It’s been a while since I visited a ruin, so Witley Court and Gardens was on my list of things to see. I love ruins, I find them romantic and a bit sad, but in a lovely way. Witley Court is now managed by English Heritage.
In the 1890s Witley Court was visited by the fashionable society. One of the frequent visitors was the Prince of Wales, later King Edward VII.
Witley Court started as a medieval manor house and it was transformed into a substantial Jacobean mansion by 1655 when it was bought by Thomas Foley. The family started their business by manufacturing nails. Gradually they abandoned the industrial base and went on concentrating on being landed aristocrats and politicians. The 1st Baron Foley (1673–1733) enlarged the house by adding wings on either sides.
In the mid-18th century the lake was created to the north of the house. In the late 18th century, an ornamental woodland was planted to the north-east, with walks laid out along the banks of the lake and brook. The family fortune started to slip away, but Thomas Foley VII made a good marriage and he was able to commission John Nash to design two massive porticos among other additions to the house. After Foley’s death in 1833, the house was sold to William Ward, a very rich coal mines owner.

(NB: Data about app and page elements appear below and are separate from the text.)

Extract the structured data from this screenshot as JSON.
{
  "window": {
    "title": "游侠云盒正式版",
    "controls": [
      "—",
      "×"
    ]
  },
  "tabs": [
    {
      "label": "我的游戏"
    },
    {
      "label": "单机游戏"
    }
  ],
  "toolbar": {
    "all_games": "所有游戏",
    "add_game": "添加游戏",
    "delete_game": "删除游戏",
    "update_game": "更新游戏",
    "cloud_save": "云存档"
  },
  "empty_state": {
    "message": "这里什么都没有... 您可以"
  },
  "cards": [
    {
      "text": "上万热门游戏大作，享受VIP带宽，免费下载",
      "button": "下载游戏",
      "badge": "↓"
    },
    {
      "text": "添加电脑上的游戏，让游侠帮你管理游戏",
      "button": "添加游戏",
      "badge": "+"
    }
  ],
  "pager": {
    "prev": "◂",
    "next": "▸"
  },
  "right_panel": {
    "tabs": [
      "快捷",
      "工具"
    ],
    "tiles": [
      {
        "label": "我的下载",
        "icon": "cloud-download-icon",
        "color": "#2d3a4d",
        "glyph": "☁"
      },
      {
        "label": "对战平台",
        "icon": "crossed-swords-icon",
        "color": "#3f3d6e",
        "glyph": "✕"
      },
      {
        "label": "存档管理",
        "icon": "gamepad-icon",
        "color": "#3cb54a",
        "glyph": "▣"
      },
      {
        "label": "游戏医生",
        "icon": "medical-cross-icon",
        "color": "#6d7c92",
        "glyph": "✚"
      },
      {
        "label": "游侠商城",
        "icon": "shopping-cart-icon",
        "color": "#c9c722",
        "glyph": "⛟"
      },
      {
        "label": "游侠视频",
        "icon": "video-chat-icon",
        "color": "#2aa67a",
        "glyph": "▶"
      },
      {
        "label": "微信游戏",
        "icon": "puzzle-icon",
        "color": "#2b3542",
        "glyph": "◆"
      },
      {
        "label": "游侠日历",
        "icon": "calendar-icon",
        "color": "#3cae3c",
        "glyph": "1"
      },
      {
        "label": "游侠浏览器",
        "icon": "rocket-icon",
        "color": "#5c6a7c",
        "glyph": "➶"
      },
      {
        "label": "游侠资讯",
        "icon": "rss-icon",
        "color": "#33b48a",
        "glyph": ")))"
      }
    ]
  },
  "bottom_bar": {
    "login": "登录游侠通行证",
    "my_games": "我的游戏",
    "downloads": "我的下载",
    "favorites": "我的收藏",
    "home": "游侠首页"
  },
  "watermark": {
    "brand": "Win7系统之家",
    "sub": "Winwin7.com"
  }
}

Ward upgraded the house even more, recasting the exterior in Bath stone and by adding a new curving wing that lead to a vast glass-roofed conservatory.
The house began its decline at the beginning on the 20th century. Sadly, on the night of 7 September 1937 a fire started in the kitchen and destroyed the house while the owners were away in holiday. The staff in the house couldn’t do anything to stop the fire. Due to strong winds, the fire spread rapidly and by next day the house was a shell. One of the sides of the house wasn’t affected, but the owner, Sir Herbert Smith, decided to sale the property. Witley was never lived in again, was stripped and abandoned.

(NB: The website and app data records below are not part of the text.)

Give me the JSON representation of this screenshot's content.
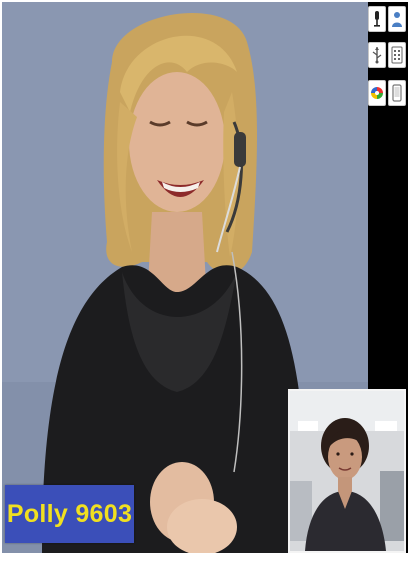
{
  "call": {
    "remote_participant": {
      "name_label": "Polly 9603",
      "badge_bg": "#3b4fb9",
      "badge_text_color": "#f0e020"
    }
  },
  "toolbar": {
    "buttons": [
      {
        "icon": "microphone-icon"
      },
      {
        "icon": "user-icon"
      },
      {
        "icon": "usb-icon"
      },
      {
        "icon": "keypad-icon"
      },
      {
        "icon": "color-wheel-icon"
      },
      {
        "icon": "device-icon"
      }
    ]
  },
  "colors": {
    "toolbar_bg": "#000000",
    "remote_background": "#8896b0"
  }
}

In the gardens, the south and east parterres have been restored by English Heritage as they would have looked in the Victorian era. The Perseus and Andromeda fountain is one of the grandest in Europe. Recently, after a 7 months restoration project was completed, the beautiful fountain is now working and it can be seen daily in the summer.

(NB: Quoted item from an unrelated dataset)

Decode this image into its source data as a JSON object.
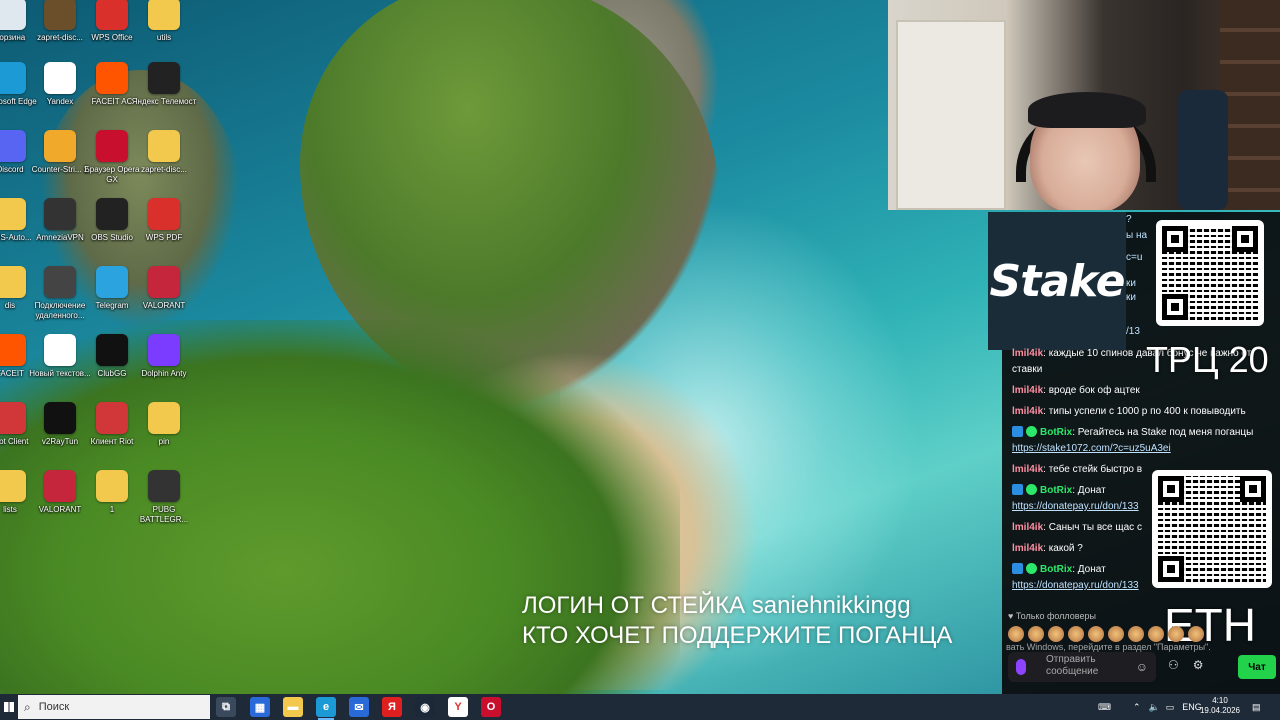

The address is Witley Court and Gardens, Worcester Road, Great Witley, Worcestershire, WR6 6JT, £8.30 for adults, free for members.